Understanding the spatial dynamics of population composition and characteristics is crucial for enhance climate change resilience at local, national and regional level. Geographic Information Systems (GIS) have been widely used to identify accurate hazard exposure zones, but population data, particularly census data are not sufficiently used in identifying the vulnerable individuals and communities and the factors that exaggerate vulnerability to climate change. UNFPA initiated an approach of using population data, environmental data, and other social-economic survey data for climate change policy formulation and adaptation planning. Progress to date is compiled in the book The Demography of Adaptation to Climate Change in collaboration with International Institute for Environment and Development (IIED) and El Colegio de Mexico, as well as a manual for using census data for climate change adaptation.
Our current work focuses on scaling up this approach and making it accessible to climate practitioners and policy makers around the work, via the interactive social web platform POPClimate and the development of new technology to use the analytics revolution for automating spatial analysis. UNFPA is working with the private sector company Wolfram Alpha, which specializes in computational knowledge engines, in the development of DECA — Demographic Explorer for Climate Adaptation — an online tool built into POPClimate. This tool integrates a wide range of data using common geography, and then provides users – including those without data expertise – with the ability to use maps to generate automated spatial analysis.
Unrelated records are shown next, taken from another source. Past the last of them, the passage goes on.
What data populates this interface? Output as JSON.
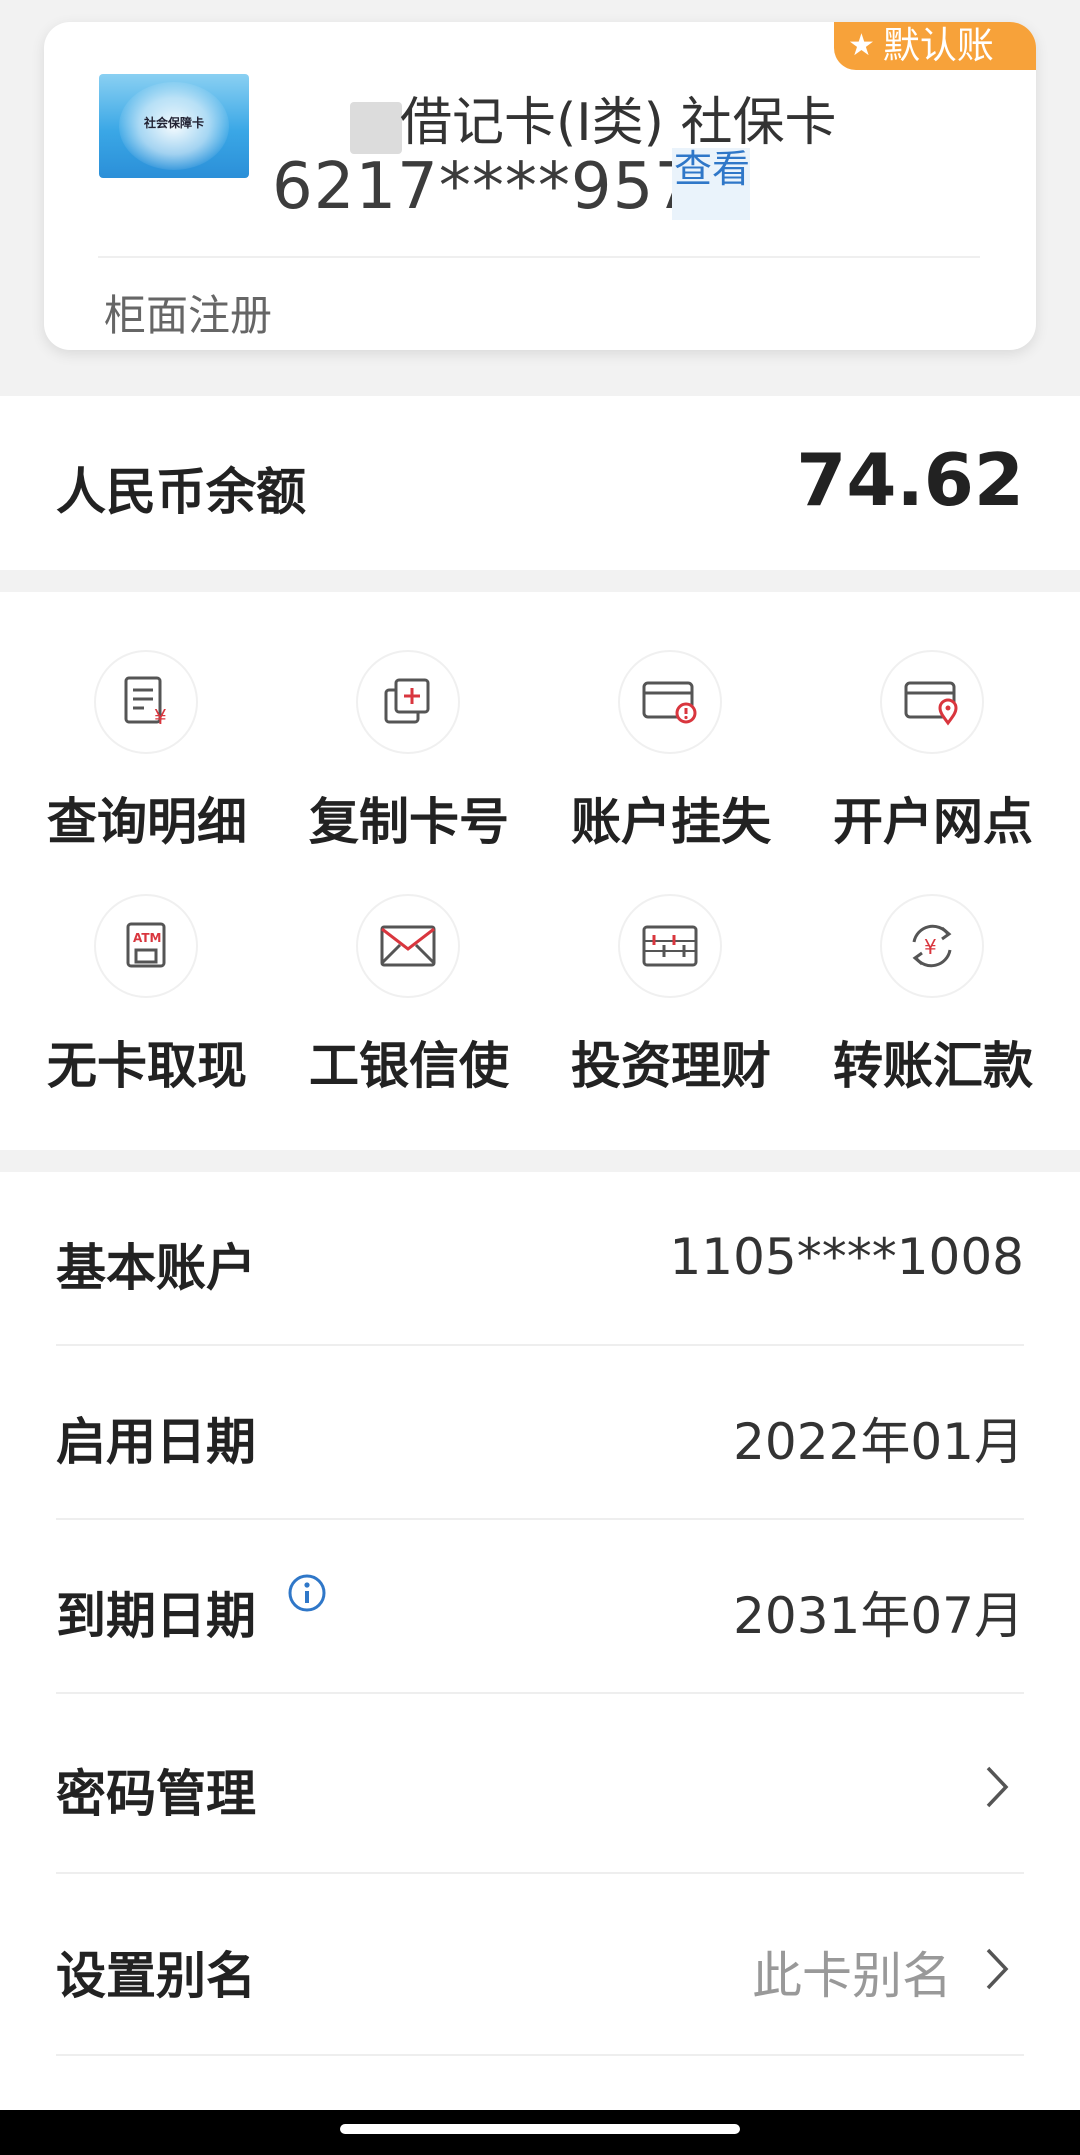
{
  "card": {
    "badge_label": "默认账",
    "image_text": "社会保障卡",
    "card_name": "借记卡(I类) 社保卡",
    "card_number": "6217****9573",
    "view_label": "查看",
    "note": "柜面注册"
  },
  "balance": {
    "label": "人民币余额",
    "value": "74.62"
  },
  "functions": [
    {
      "label": "查询明细",
      "icon": "statement-icon"
    },
    {
      "label": "复制卡号",
      "icon": "copy-icon"
    },
    {
      "label": "账户挂失",
      "icon": "card-loss-icon"
    },
    {
      "label": "开户网点",
      "icon": "card-location-icon"
    },
    {
      "label": "无卡取现",
      "icon": "atm-icon"
    },
    {
      "label": "工银信使",
      "icon": "envelope-icon"
    },
    {
      "label": "投资理财",
      "icon": "abacus-icon"
    },
    {
      "label": "转账汇款",
      "icon": "transfer-icon"
    }
  ],
  "info": {
    "basic_account": {
      "label": "基本账户",
      "value": "1105****1008"
    },
    "start_date": {
      "label": "启用日期",
      "value": "2022年01月"
    },
    "expiry_date": {
      "label": "到期日期",
      "value": "2031年07月"
    },
    "password": {
      "label": "密码管理"
    },
    "alias": {
      "label": "设置别名",
      "placeholder": "此卡别名"
    }
  },
  "colors": {
    "badge": "#f7a23a",
    "icon_red": "#d9363e",
    "link_blue": "#2f77c8"
  }
}
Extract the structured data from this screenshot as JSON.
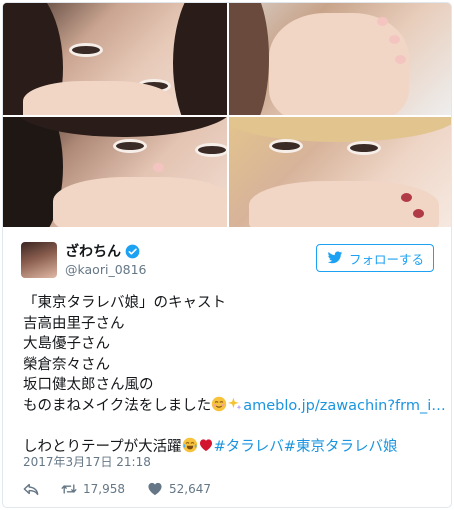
{
  "profile": {
    "display_name": "ざわちん",
    "handle": "@kaori_0816",
    "verified": true
  },
  "follow_button": {
    "label": "フォローする"
  },
  "tweet": {
    "lines": [
      "「東京タラレバ娘」のキャスト",
      "吉高由里子さん",
      "大島優子さん",
      "榮倉奈々さん",
      "坂口健太郎さん風の",
      "ものまねメイク法をしました"
    ],
    "link_text": "ameblo.jp/zawachin?frm_i…",
    "last_line_text": "しわとりテープが大活躍",
    "hashtags": [
      "#タラレバ",
      "#東京タラレバ娘"
    ]
  },
  "timestamp": "2017年3月17日 21:18",
  "actions": {
    "retweets": "17,958",
    "likes": "52,647"
  },
  "icons": {
    "reply": "reply-icon",
    "retweet": "retweet-icon",
    "like": "heart-icon",
    "verified": "verified-badge-icon",
    "twitter": "twitter-bird-icon"
  },
  "colors": {
    "accent": "#1da1f2",
    "link": "#1b95e0",
    "muted": "#657786",
    "heart": "#c4122f"
  }
}
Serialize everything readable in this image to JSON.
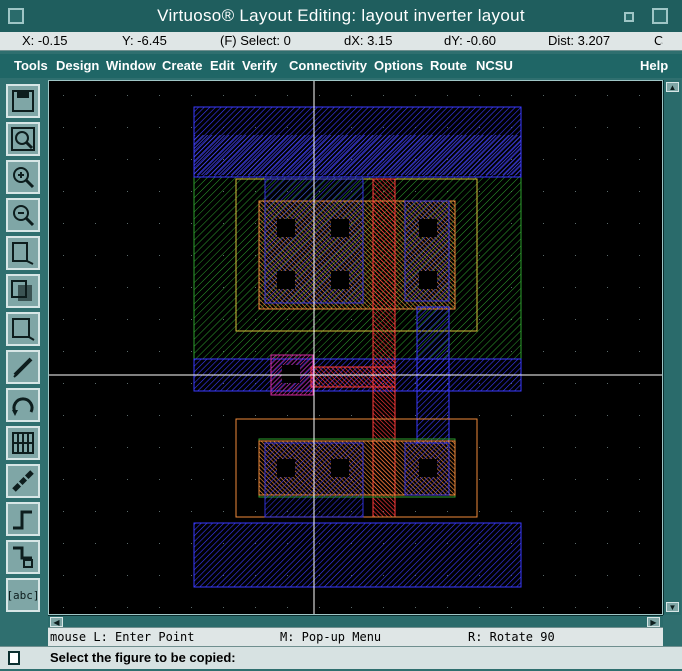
{
  "window": {
    "title": "Virtuoso® Layout Editing: layout inverter layout",
    "corner_badge": "2"
  },
  "status": {
    "x": "X: -0.15",
    "y": "Y: -6.45",
    "select": "(F) Select: 0",
    "dx": "dX: 3.15",
    "dy": "dY: -0.60",
    "dist": "Dist: 3.207",
    "truncated": "C"
  },
  "menu": {
    "items": [
      "Tools",
      "Design",
      "Window",
      "Create",
      "Edit",
      "Verify",
      "Connectivity",
      "Options",
      "Route",
      "NCSU"
    ],
    "help": "Help"
  },
  "toolbar": {
    "tools": [
      {
        "name": "save-tool-icon"
      },
      {
        "name": "zoom-fit-tool-icon"
      },
      {
        "name": "zoom-in-tool-icon"
      },
      {
        "name": "zoom-out-tool-icon"
      },
      {
        "name": "stretch-tool-icon"
      },
      {
        "name": "copy-tool-icon"
      },
      {
        "name": "move-tool-icon"
      },
      {
        "name": "delete-tool-icon"
      },
      {
        "name": "undo-tool-icon"
      },
      {
        "name": "properties-tool-icon"
      },
      {
        "name": "ruler-tool-icon"
      },
      {
        "name": "path-tool-icon"
      },
      {
        "name": "rectangle-tool-icon"
      },
      {
        "name": "label-tool-icon"
      }
    ],
    "label_tool_text": "[abc]"
  },
  "mouse": {
    "left": "mouse L: Enter Point",
    "middle": "M: Pop-up Menu",
    "right": "R: Rotate 90"
  },
  "prompt": {
    "text": "Select the figure to be copied:"
  },
  "colors": {
    "metal_blue": "#1d1dd6",
    "nwell_green": "#1a7a1a",
    "poly_red": "#e02a2a",
    "active_orange": "#e07a2a",
    "contact_black": "#000000",
    "cursor": "#ffffff"
  }
}
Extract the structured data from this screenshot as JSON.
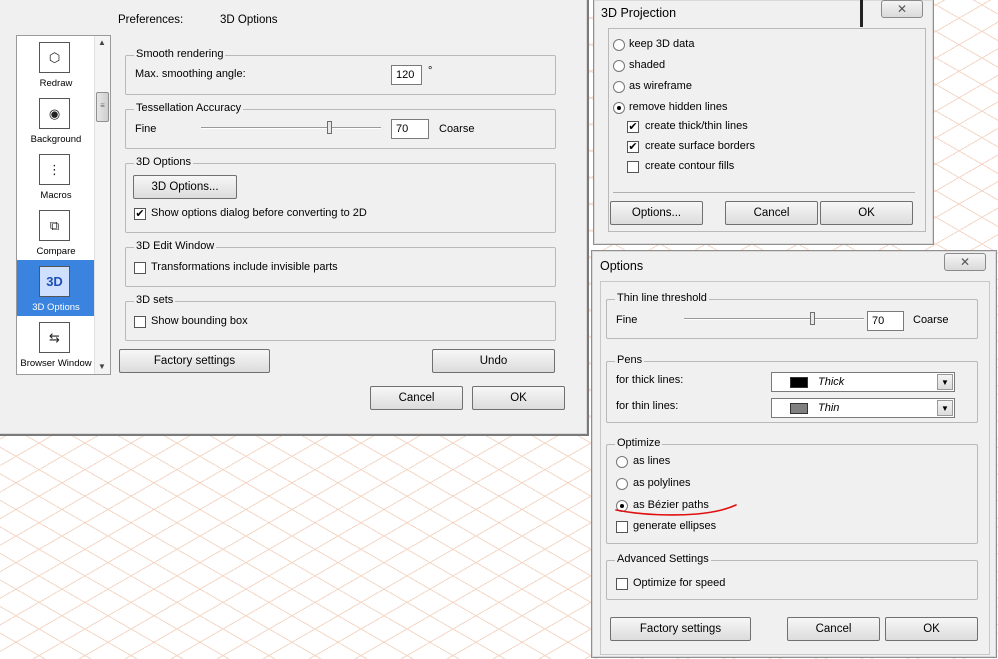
{
  "prefs": {
    "breadcrumb": "Preferences:",
    "section": "3D Options",
    "sidebar": [
      {
        "label": "Redraw",
        "icon": "redraw-icon",
        "glyph": "⬡"
      },
      {
        "label": "Background",
        "icon": "background-icon",
        "glyph": "◉"
      },
      {
        "label": "Macros",
        "icon": "macros-icon",
        "glyph": "⋮"
      },
      {
        "label": "Compare",
        "icon": "compare-icon",
        "glyph": "⧉"
      },
      {
        "label": "3D Options",
        "icon": "3d-options-icon",
        "glyph": "3D"
      },
      {
        "label": "Browser Window",
        "icon": "browser-window-icon",
        "glyph": "⇆"
      }
    ],
    "smooth": {
      "legend": "Smooth rendering",
      "label": "Max. smoothing angle:",
      "value": "120",
      "unit": "°"
    },
    "tess": {
      "legend": "Tessellation Accuracy",
      "fine": "Fine",
      "coarse": "Coarse",
      "value": "70",
      "level": 0.72
    },
    "opts3d": {
      "legend": "3D Options",
      "button": "3D Options...",
      "check_label": "Show options dialog before converting to 2D",
      "checked": true
    },
    "edit": {
      "legend": "3D Edit Window",
      "check_label": "Transformations include invisible parts",
      "checked": false
    },
    "sets": {
      "legend": "3D sets",
      "check_label": "Show bounding box",
      "checked": false
    },
    "factory": "Factory settings",
    "undo": "Undo",
    "cancel": "Cancel",
    "ok": "OK"
  },
  "proj": {
    "title": "3D Projection",
    "close": "✕",
    "radios": [
      {
        "label": "keep 3D data",
        "selected": false
      },
      {
        "label": "shaded",
        "selected": false
      },
      {
        "label": "as wireframe",
        "selected": false
      },
      {
        "label": "remove hidden lines",
        "selected": true
      }
    ],
    "checks": [
      {
        "label": "create thick/thin lines",
        "checked": true
      },
      {
        "label": "create surface borders",
        "checked": true
      },
      {
        "label": "create contour fills",
        "checked": false
      }
    ],
    "options_btn": "Options...",
    "cancel": "Cancel",
    "ok": "OK"
  },
  "options": {
    "title": "Options",
    "close": "✕",
    "thin": {
      "legend": "Thin line threshold",
      "fine": "Fine",
      "coarse": "Coarse",
      "value": "70",
      "level": 0.72
    },
    "pens": {
      "legend": "Pens",
      "thick_label": "for thick lines:",
      "thick_value": "Thick",
      "thick_color": "#000000",
      "thin_label": "for thin lines:",
      "thin_value": "Thin",
      "thin_color": "#808080"
    },
    "optimize": {
      "legend": "Optimize",
      "radios": [
        {
          "label": "as lines",
          "selected": false
        },
        {
          "label": "as polylines",
          "selected": false
        },
        {
          "label": "as Bézier paths",
          "selected": true
        }
      ],
      "ellipse_label": "generate ellipses",
      "ellipse_checked": false
    },
    "advanced": {
      "legend": "Advanced Settings",
      "check_label": "Optimize for speed",
      "checked": false
    },
    "factory": "Factory settings",
    "cancel": "Cancel",
    "ok": "OK",
    "annotation_color": "#e01010"
  }
}
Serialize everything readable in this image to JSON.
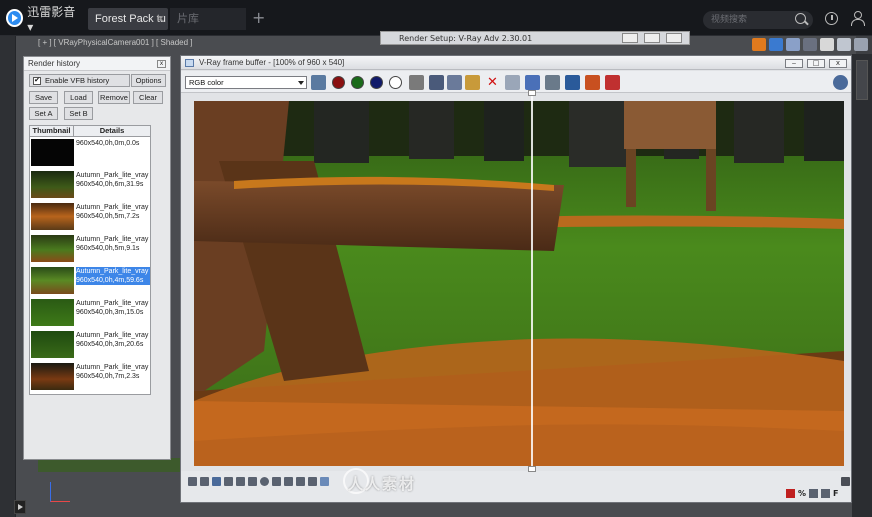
{
  "player": {
    "logo_label": "迅雷影音 ▾",
    "tabs": [
      {
        "label": "Forest Pack tu",
        "active": true
      },
      {
        "label": "片库",
        "active": false
      }
    ],
    "tab_close": "×",
    "new_tab": "+",
    "search_placeholder": "视频搜索"
  },
  "max": {
    "viewport_label": "[ + ] [ VRayPhysicalCamera001 ] [ Shaded ]",
    "render_setup_title": "Render Setup: V-Ray Adv 2.30.01"
  },
  "render_history": {
    "title": "Render history",
    "close": "x",
    "enable_label": "Enable VFB history",
    "enable_checked": "✔",
    "buttons": {
      "options": "Options",
      "save": "Save",
      "load": "Load",
      "remove": "Remove",
      "clear": "Clear",
      "set_a": "Set A",
      "set_b": "Set B"
    },
    "columns": {
      "thumbnail": "Thumbnail",
      "details": "Details"
    },
    "rows": [
      {
        "name": "",
        "details": "960x540,0h,0m,0.0s",
        "selected": false
      },
      {
        "name": "Autumn_Park_lite_vray",
        "details": "960x540,0h,6m,31.9s",
        "selected": false
      },
      {
        "name": "Autumn_Park_lite_vray",
        "details": "960x540,0h,5m,7.2s",
        "selected": false
      },
      {
        "name": "Autumn_Park_lite_vray",
        "details": "960x540,0h,5m,9.1s",
        "selected": false
      },
      {
        "name": "Autumn_Park_lite_vray",
        "details": "960x540,0h,4m,59.6s",
        "selected": true
      },
      {
        "name": "Autumn_Park_lite_vray",
        "details": "960x540,0h,3m,15.0s",
        "selected": false
      },
      {
        "name": "Autumn_Park_lite_vray",
        "details": "960x540,0h,3m,20.6s",
        "selected": false
      },
      {
        "name": "Autumn_Park_lite_vray",
        "details": "960x540,0h,7m,2.3s",
        "selected": false
      }
    ]
  },
  "vfb": {
    "title": "V-Ray frame buffer - [100% of 960 x 540]",
    "window_buttons": {
      "minimize": "‒",
      "maximize": "□",
      "close": "x"
    },
    "channel": "RGB color",
    "footer_icons": [
      "%",
      "F"
    ]
  },
  "watermark": "人人素材"
}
Unlike other platforms, this is not a visualization tool. It generates actual analysis through automated computation, allowing users to examine population vulnerability, disaggregate by age, sex and household composition, link to housing quality and service access in climate exposed areas, identify and quantify vulnerable infrastructure, etc. It also provides the potential for open access to data for policy makers and the general republic. DECAs for the city and district of Semarang, Indonesia, and for the full country of Malawi are available, and with the right data inputs DECAs can be generated for any other context.
This initiative is the result of collaboration between UNFPA, governments, NGOs at global and national level, academia and the private sector. This diversity has been essential to generate the combination of knowledge and method development, networks for data sharing and policy influence, and state-of-the-art technological advances. For future scale up, expanding partnerships with governments interested in implementing this work is vital. We also aim to build partnership with organizations, and academics which are intersection with other spatial data producers and users. Additional financial resources are also critical to support expanding the DECA tool to automate data processing as well as analysis, to operate in more countries, and to ensure that the data and approach get used at local level to influence policies and programming.